This is a tangential post to everything about .NET Core.
For the last year, I've been running Linux on my development PC, mainly because I've been hacking around with Docker and my PC isn't really up to running loads of containers in a VirtualBox VM using Docker Toolbox. When you start using Linux, you might go for an Ubuntu-based distro like Mint or Elementary, but you quickly get frustrated by the age of the Ubuntu 14.04 LTS underneath. The cool kids all use Arch, but that's non-trivial to install, so I've ended up using Manjaro, which is based on Arch but is easier to install and a little more cautious with updates, so more stability.
What's the point of all that? Well, the teams at Microsoft working on the Linux story for .NET Core are all using Ubuntu 14.04 or some derivative thereof. So everything works on Ubuntu, but won't necessarily be available, or even build, on other variants of Linux. I've tried building coreclr and corert on my Manjaro PC, and it doesn't work yet. It will, eventually, hopefully through contributions from the community, at which point I expect to be able to

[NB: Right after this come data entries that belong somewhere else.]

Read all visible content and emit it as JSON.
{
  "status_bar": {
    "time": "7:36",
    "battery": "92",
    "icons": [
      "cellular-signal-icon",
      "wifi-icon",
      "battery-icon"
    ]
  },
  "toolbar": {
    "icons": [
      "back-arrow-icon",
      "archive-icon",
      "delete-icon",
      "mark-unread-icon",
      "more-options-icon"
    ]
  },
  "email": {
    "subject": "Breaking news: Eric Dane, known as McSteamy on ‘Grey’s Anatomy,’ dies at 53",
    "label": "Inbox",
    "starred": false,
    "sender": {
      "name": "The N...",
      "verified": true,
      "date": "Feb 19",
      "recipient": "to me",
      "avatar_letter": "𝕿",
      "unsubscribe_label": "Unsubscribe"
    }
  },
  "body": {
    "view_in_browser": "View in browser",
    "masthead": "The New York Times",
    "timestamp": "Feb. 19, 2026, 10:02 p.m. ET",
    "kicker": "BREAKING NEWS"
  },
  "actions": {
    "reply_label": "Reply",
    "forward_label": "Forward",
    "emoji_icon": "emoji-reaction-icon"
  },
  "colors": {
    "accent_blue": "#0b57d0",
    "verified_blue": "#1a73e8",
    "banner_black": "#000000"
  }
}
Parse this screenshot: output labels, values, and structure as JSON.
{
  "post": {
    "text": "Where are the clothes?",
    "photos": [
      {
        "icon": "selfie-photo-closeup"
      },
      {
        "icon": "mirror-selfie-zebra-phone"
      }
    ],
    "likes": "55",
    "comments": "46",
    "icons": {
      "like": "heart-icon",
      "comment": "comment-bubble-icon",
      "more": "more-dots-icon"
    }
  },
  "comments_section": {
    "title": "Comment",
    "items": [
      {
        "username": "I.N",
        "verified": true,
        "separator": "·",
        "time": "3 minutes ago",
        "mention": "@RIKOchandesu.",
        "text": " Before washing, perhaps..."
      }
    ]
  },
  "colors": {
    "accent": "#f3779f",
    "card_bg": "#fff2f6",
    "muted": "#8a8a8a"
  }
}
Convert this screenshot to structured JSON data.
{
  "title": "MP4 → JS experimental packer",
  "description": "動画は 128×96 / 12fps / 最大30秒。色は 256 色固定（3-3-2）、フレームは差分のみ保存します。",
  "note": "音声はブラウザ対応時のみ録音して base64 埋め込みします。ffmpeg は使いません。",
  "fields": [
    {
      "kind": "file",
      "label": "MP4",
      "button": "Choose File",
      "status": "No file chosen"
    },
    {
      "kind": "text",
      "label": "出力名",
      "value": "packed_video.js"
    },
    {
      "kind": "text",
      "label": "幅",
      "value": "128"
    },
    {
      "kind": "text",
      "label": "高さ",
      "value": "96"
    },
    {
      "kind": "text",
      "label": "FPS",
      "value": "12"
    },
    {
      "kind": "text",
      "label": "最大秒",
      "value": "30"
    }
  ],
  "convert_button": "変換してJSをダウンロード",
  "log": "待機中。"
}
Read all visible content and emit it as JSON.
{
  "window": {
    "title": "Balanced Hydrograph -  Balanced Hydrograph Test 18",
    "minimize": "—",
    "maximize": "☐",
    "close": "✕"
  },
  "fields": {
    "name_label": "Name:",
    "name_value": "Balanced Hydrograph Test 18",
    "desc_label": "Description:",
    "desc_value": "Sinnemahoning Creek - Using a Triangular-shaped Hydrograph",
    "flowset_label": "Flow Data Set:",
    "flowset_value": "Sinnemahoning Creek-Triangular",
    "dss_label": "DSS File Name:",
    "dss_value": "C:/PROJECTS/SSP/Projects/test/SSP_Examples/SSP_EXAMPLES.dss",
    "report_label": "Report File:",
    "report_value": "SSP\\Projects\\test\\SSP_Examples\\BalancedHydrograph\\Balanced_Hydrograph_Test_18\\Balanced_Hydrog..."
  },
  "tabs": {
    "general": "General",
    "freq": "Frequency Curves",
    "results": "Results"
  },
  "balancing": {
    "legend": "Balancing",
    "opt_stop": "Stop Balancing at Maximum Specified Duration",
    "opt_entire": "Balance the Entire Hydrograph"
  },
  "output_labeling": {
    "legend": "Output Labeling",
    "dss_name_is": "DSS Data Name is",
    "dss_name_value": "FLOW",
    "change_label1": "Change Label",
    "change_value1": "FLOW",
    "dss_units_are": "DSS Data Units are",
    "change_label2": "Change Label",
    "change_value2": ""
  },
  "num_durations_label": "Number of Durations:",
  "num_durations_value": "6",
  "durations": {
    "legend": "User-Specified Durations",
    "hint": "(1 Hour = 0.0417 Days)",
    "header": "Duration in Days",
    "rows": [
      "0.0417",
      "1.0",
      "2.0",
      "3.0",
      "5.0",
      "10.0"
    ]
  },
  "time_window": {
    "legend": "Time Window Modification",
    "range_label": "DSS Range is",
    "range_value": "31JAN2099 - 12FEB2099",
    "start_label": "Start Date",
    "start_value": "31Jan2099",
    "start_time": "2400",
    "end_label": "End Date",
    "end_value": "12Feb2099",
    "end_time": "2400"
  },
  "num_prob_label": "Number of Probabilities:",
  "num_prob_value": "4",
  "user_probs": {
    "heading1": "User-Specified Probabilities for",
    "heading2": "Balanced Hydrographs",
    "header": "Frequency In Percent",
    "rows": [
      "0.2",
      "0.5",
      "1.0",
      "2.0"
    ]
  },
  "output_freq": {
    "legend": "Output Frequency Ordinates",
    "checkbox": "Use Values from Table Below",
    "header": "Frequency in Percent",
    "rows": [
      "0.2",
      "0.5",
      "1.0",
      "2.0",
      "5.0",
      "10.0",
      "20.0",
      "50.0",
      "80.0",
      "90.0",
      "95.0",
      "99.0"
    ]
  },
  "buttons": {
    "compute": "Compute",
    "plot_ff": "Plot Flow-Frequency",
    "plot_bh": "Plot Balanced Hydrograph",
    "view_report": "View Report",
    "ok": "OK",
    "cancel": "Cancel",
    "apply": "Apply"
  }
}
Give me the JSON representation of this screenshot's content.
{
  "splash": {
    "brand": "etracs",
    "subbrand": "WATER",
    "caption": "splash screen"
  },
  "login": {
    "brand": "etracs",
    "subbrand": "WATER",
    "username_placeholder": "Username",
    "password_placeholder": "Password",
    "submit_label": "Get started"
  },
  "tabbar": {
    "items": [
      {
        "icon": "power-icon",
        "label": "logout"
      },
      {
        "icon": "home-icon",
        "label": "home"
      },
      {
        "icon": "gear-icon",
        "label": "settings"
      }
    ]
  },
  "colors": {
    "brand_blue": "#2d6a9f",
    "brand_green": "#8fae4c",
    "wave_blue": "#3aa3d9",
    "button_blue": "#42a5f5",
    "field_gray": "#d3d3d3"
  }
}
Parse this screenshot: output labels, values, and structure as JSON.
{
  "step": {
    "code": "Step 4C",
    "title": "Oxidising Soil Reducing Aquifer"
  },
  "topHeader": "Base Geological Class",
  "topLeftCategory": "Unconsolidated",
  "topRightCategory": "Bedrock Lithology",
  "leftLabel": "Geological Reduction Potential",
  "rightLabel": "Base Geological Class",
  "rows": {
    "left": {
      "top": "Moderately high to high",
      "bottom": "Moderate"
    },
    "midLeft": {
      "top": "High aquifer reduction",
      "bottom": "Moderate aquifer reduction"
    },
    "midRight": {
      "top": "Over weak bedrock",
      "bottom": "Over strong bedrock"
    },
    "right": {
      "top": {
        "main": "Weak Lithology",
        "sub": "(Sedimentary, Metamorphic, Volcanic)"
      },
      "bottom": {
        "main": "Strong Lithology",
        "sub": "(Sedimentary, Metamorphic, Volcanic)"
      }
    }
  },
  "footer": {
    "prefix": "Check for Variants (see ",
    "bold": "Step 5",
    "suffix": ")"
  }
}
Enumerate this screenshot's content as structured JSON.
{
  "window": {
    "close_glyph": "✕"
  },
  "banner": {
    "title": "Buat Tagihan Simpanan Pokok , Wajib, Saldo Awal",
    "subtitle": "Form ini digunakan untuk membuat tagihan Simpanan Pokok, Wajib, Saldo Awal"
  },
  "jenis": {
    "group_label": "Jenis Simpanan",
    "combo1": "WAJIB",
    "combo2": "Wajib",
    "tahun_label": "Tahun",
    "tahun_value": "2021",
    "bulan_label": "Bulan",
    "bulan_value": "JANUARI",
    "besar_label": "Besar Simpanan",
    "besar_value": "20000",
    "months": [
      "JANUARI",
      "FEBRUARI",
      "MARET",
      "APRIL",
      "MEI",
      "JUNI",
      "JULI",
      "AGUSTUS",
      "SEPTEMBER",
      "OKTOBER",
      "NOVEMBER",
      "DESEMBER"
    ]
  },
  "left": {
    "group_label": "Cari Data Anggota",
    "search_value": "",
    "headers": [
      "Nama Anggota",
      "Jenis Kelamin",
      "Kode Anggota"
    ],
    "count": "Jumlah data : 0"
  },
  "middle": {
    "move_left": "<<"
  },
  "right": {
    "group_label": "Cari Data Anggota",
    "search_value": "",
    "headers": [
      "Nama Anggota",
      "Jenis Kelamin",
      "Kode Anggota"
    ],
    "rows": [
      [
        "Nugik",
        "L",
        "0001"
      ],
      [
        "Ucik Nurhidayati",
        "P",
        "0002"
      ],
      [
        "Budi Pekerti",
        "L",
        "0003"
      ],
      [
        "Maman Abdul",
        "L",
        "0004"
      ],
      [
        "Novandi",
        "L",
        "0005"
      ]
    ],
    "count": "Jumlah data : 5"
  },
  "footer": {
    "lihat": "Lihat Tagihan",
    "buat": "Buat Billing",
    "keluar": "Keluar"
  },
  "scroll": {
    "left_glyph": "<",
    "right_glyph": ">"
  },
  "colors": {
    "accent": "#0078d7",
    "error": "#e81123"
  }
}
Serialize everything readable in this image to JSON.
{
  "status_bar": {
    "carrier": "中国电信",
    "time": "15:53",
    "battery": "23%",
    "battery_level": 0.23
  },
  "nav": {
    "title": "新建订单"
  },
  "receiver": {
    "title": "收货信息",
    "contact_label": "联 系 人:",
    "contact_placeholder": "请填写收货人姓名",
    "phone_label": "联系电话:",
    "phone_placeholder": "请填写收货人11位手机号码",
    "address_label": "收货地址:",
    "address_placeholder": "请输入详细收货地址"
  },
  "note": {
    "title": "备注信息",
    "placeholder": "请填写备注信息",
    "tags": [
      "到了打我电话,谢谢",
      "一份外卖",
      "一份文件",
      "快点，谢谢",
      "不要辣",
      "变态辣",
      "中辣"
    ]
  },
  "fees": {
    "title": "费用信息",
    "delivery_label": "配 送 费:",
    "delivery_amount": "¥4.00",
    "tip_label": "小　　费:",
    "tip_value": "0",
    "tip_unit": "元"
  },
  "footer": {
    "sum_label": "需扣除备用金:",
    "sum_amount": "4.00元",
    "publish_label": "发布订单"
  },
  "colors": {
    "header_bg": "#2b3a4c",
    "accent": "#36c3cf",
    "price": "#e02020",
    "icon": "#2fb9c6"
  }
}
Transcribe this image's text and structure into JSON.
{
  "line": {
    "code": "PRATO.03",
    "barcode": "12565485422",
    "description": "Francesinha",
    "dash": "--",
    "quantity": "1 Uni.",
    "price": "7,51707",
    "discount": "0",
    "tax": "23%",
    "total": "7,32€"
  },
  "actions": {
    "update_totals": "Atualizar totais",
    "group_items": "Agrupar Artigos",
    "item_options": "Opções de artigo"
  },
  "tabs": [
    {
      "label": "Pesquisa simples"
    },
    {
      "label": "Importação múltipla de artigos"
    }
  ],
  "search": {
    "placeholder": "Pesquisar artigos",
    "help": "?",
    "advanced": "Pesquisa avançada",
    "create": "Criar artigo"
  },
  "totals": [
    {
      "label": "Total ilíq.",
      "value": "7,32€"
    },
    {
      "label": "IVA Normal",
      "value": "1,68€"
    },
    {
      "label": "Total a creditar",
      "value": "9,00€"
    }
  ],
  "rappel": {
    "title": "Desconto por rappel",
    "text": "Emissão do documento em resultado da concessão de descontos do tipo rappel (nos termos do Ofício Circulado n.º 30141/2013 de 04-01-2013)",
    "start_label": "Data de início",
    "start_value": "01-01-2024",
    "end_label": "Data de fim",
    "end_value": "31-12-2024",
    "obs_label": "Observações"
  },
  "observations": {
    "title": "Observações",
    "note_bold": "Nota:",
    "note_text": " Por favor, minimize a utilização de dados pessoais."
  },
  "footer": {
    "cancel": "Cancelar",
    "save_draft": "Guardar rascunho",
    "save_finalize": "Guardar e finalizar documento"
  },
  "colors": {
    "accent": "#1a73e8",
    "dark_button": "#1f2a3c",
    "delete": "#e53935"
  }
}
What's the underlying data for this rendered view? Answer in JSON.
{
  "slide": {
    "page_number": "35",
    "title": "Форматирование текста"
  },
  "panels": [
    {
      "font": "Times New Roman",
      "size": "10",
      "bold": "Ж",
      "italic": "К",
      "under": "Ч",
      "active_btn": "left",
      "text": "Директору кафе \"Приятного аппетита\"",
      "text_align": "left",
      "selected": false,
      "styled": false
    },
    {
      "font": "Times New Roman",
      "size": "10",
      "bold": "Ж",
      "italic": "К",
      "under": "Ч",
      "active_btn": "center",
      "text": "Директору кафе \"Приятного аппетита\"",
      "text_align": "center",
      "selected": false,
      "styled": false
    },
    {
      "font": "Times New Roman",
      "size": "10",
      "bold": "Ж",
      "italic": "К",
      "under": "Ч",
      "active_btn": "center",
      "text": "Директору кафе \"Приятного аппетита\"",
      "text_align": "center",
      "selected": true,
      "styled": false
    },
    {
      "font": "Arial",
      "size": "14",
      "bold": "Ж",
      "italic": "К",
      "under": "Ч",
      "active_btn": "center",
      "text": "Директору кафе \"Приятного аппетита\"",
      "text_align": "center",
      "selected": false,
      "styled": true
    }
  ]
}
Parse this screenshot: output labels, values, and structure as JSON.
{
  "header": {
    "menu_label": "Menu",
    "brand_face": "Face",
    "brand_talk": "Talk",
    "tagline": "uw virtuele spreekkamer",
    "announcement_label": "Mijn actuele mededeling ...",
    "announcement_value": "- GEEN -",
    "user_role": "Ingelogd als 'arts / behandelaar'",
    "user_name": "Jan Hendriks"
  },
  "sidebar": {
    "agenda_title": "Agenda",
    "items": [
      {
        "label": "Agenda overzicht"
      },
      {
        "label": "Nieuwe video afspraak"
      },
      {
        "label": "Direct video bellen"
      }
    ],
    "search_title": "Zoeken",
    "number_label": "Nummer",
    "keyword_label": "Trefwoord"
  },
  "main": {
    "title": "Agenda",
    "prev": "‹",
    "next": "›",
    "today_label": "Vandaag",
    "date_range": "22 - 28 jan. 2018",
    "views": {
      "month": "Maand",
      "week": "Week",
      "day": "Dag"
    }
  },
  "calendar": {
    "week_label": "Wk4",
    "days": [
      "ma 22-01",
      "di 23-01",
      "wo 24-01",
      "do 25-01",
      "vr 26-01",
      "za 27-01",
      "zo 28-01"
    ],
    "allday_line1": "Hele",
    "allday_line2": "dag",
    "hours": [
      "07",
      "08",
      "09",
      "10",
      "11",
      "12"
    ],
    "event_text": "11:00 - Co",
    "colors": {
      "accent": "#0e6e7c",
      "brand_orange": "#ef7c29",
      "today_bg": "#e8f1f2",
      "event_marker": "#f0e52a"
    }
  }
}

yaourt dotnet and have it install from the Arch AUR repositories.
In the meantime, it's Docker to the rescue, again.
See, with Docker, I can create an image based on Ubuntu 14.04, install the
dotnet-nightly package from Microsoft's APT repository, and run
dotnet inside that container against files and directories on my host disk.
I spent a couple of hours last night fiddling with this and getting it working, so I want to share the results with anyone who might be in the same situation as me.
Here's the Dockerfile:
FROM ubuntu:trusty # Install dotnet-nightly RUN sh -c 'echo "deb [arch=amd64] http://apt-mo.trafficmanager.net/repos/dotnet/ trusty main" > /etc/apt/sources.list.d/dotnetdev.list' \ && apt-key adv --keyserver apt-mo.trafficmanager.net --recv-keys 417A0893 \ && apt-get update \ && apt-get install -y dotnet-nightly \ && apt-get clean && rm -rf /var/lib/apt/lists/* COPY dotnetproxy /usr/local/bin/ ENTRYPOINT ["dotnetproxy"]
dotnetproxy script is there because when you run commands inside the Docker container, they run as
root, so all the files and directories that get created on the host are owned by
root and, for some reason, have
rwx------ permissions. All the script does is
chown any files or directories that have been created to the main user on the host machine (assuming the main user's UID is 1000, which it usually is). The script runs in the container; it's not meant to be run on your actual PC.
The last part is the
docknet script, which is designed to work just like the
dotnet CLI command. You can
docknet compile --native, or any command you can pass to
dotnet (I haven't tested all of them). For me, at least, the binary created using
docknet compile --native runs just fine on my Manjaro PC.
I created the script because the Docker command to run the
dotnet inside the container is really, really long, so I wrapped it in a little shell script which you can copy somewhere on your path (if you copy and paste the text yourself, make sure you
chmod +x docknet).
What the script does is mount the
.local/share/NuGet folders from your home directory to the root home directory in the container, so when you run
docknet restore the files go onto the host. It also mounts your current directory, using the last name in the path as the volume name in the container. So if you're working in
/home/mark/stuff/bibble, the volume will be mounted as
/bibble in the container, and the working directory set to that.
Why bother with this naming kerfuffle? Well, when you run
dotnet build or
dotnet compile, it uses the directory name as the name of the output files. My first working test always mounted your current directory as
/app, which meant the output files were all called
app.dll and so on.
Assuming you've got Docker, you just need to
docker pull rendlelabs/docknet to get the image, and grab the
docknet script from the GitHub repo at rendlelabs/docknet-docker.
There's an automated build set up on the Docker Hub, and it's triggered at 3am every day by a Zapier scheduled task and webhook, so at the start of every day the image will have the latest